Business process, according to John Pyke, chief technology officer of workflow management specialist Staffware, is king. "Understanding it is critical, automating it is essential, and managing it is vital," he says.
By managing IT infrastructures along so-called ‘top down', business process lines (that is, identifying the individual tasks that make up a business process, the order in which they should be handled, and the technical elements that support that process), Pyke argues that organisations can build responsive, flexible systems at speed, typically exploiting an underlying and pre-existing software infrastructure. These systems, he believes, will enable companies to streamline internal and external business processes, eliminate redundant tasks and increase automation.
Workflow is an essential element of business process management (BPM), in that it handles the routing of work between resources, whether those resources are people, systems or machines. It also manages the order in which those steps are handled. But most important, it enables employees to check on and, if necessary, reconfigure the flow of a business process when unforeseen or exceptional events occur. "As much as we'd like to totally automate processes, there are some parts of processes that cannot be left to computers, some decisions that need to be made by people. Where human intervention is required, that's when workflow comes into play," says Ismael Ghalimi, CEO of BPM software firm Intalio and a founding member of business process standards body BPMI.org.
Neither workflow nor BPM are new concepts, points out Ghalimi. "Each has its roots in a long tradition of developing methodologies to help businesses become more agile," he says.
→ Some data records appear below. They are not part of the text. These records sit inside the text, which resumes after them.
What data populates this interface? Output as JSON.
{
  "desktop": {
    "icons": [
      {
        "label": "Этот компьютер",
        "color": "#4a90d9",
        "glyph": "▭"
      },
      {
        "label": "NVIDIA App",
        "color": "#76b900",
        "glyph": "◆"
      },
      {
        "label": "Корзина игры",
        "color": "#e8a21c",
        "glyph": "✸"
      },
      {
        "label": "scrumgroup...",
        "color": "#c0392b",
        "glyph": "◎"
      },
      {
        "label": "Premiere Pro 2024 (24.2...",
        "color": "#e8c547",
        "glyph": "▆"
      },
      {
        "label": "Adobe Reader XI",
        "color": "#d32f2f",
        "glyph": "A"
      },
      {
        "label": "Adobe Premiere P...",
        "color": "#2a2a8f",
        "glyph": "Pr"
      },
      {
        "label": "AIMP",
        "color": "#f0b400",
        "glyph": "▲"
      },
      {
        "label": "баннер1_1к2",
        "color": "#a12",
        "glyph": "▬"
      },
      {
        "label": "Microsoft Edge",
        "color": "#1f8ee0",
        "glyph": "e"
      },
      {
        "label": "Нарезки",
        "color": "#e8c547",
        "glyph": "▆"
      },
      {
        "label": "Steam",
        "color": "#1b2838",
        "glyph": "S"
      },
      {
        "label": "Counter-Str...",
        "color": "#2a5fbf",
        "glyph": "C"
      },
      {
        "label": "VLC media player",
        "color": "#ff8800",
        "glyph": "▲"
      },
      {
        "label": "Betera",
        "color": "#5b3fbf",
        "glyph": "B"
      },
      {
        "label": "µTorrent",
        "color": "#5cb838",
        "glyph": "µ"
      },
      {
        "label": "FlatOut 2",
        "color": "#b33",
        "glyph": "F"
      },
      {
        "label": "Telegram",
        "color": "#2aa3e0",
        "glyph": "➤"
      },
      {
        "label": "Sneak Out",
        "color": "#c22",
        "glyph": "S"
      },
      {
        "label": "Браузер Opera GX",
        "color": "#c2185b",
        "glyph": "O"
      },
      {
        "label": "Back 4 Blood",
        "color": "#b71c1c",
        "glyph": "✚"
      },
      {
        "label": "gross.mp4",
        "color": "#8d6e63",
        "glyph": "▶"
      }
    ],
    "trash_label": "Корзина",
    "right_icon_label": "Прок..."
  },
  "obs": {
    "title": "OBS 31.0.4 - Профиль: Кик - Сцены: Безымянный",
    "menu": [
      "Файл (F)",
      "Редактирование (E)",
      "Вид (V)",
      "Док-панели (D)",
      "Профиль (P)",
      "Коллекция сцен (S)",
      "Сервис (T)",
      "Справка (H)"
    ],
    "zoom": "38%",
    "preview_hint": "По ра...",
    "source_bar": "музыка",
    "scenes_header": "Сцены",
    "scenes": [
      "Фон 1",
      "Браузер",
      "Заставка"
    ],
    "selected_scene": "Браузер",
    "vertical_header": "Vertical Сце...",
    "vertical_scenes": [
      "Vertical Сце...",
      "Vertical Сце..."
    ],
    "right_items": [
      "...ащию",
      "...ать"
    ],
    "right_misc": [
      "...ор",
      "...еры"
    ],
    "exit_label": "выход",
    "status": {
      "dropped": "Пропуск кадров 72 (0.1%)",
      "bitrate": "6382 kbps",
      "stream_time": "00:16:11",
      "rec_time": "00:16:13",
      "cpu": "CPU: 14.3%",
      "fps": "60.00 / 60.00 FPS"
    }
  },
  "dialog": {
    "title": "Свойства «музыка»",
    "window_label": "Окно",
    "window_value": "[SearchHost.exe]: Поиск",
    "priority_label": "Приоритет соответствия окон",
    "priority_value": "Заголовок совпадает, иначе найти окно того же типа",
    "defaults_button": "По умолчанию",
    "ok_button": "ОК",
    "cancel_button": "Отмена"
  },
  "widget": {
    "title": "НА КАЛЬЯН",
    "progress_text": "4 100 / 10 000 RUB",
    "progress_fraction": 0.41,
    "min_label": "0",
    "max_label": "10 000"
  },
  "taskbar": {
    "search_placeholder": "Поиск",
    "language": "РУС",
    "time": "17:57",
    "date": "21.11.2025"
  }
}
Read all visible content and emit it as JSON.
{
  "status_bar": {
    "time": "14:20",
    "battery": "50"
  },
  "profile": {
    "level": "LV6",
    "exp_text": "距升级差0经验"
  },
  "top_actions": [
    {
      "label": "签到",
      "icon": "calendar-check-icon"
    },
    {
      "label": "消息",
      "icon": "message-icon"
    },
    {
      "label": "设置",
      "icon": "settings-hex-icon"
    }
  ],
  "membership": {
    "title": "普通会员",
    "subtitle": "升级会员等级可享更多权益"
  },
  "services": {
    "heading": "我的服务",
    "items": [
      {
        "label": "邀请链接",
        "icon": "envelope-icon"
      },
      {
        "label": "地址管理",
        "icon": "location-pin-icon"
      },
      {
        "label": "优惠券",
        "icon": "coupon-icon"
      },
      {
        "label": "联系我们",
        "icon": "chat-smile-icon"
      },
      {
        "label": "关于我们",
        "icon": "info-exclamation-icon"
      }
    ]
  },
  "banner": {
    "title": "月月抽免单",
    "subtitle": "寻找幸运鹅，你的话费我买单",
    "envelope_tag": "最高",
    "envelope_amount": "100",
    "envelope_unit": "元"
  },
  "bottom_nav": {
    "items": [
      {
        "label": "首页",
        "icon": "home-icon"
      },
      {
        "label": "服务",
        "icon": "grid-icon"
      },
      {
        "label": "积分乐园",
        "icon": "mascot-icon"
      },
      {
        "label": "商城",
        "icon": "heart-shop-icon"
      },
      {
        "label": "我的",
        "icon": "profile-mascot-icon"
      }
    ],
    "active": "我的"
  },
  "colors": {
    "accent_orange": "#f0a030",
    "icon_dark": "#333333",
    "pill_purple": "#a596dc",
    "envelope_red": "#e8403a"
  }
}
But the combination of the two technologies is spurring the development of BPM tools that bridge the gap between modelling a business process and executing it.
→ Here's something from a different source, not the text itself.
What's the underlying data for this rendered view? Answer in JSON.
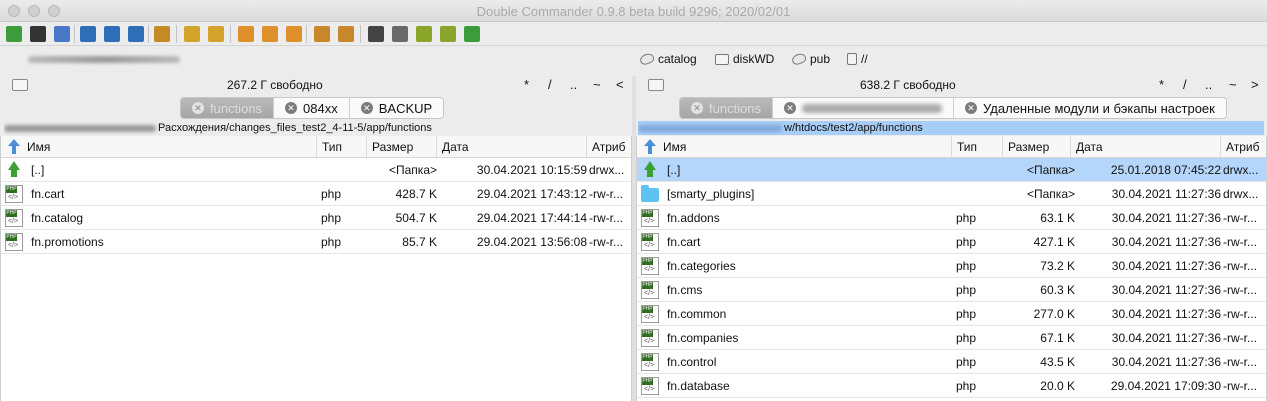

"What is different now is that, all of a sudden, process becomes executable. Process modelling tools of the last 15 years provided a way to represent business processes, but the outcome of that was that [visual representations] of business processes prepared by business analysts had to be handed over to IT people to execute. Now, organisations can automate much of that work using BPM tools without requiring significant hard-coding," he explains.
These tools, according to Howard Smith, director and co-chair of BPMI.org and chief technology officer for Europe at systems integrator Computer Sciences Corp (CSC), are spurring "a process revolution". Today's BPM tools, he says, provide an answer to the problem of finding a single methodology and toolset, underpinned by a single technological foundation, for the representation of processes.
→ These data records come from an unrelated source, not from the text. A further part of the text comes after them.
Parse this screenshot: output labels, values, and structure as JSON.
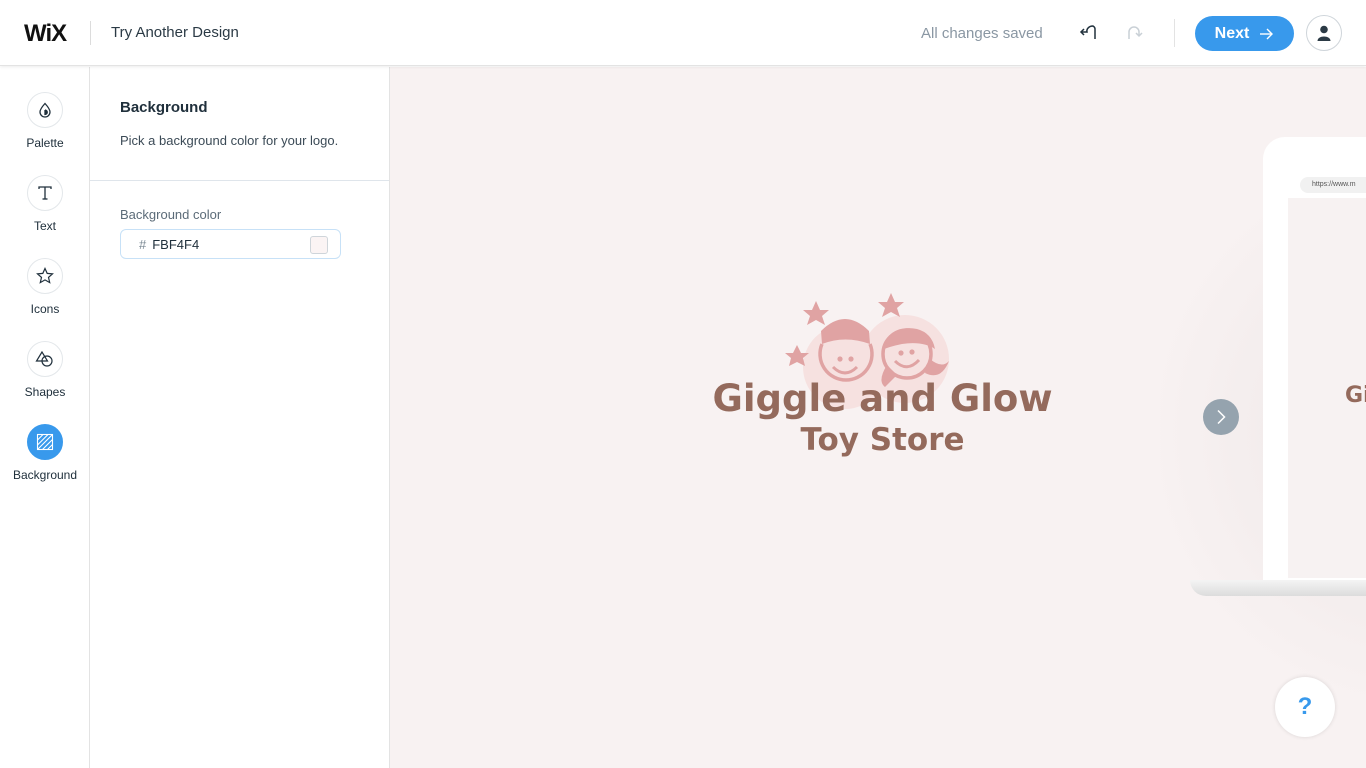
{
  "header": {
    "logo_text": "WiX",
    "title": "Try Another Design",
    "save_status": "All changes saved",
    "next_label": "Next",
    "accent_color": "#3899ec"
  },
  "rail": {
    "items": [
      {
        "label": "Palette",
        "icon": "drop-icon",
        "active": false
      },
      {
        "label": "Text",
        "icon": "text-t-icon",
        "active": false
      },
      {
        "label": "Icons",
        "icon": "star-icon",
        "active": false
      },
      {
        "label": "Shapes",
        "icon": "shapes-icon",
        "active": false
      },
      {
        "label": "Background",
        "icon": "background-hatch-icon",
        "active": true
      }
    ]
  },
  "panel": {
    "title": "Background",
    "description": "Pick a background color for your logo.",
    "field_label": "Background color",
    "hash": "#",
    "hex_value": "FBF4F4",
    "swatch_color": "#FBF4F4"
  },
  "canvas": {
    "background_color": "#F8F2F2",
    "brand_name": "Giggle and Glow",
    "brand_sub": "Toy Store",
    "brand_color": "#946A5C",
    "icon_color": "#E0A3A3",
    "laptop_url": "https://www.m",
    "laptop_text": "Gi"
  },
  "help": {
    "label": "?"
  }
}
Smith cites a handful of organisations that might use BPM tools to solve business problems and become more agile: "A global logistics company wanting to design corporate processes top-down and to manufacture localised variants [of its products] in order to avoid duplication among its business units; a national telecommunications operator that needs to respond to new market opportunities and strategic threats by radically reducing the time it takes it to introduce new tariffs from weeks (or months) to days; and an IT services company that discovers that workflow engines are insufficient to meet the challenges of providing clients with business process outsourcing."
However, in order to use BPM effectively, says Smith, organisations must first stop focusing exclusively on data and data management, and instead adopt a process-oriented view that makes "no distinction between human and computer work".
Quoting from Business Process Management: The Third Wave, a book co-authored by Smith, Ghalimi and respected technology consultant Peter Fingar, Smith underlines this point: "There is something wrong with IT, something dreadfully wrong. For the past 50 years, computers have been data machines, recording the after-the-fact results of business activity. Companies are stuck in this data-centric world of IT, where there's an ever-growing disconnect between the business and the technology it deploys."
"The idea of BPM is to bring processes, people and information together," agrees Ghalimi. "They must be unified so that organisations can become more agile."
Smith firmly believes that without the shift in thinking from data to process, the evolution of the agile business could be stalled: "Because the data-centric paradigm of IT won't take us past where we are today, we must break it!"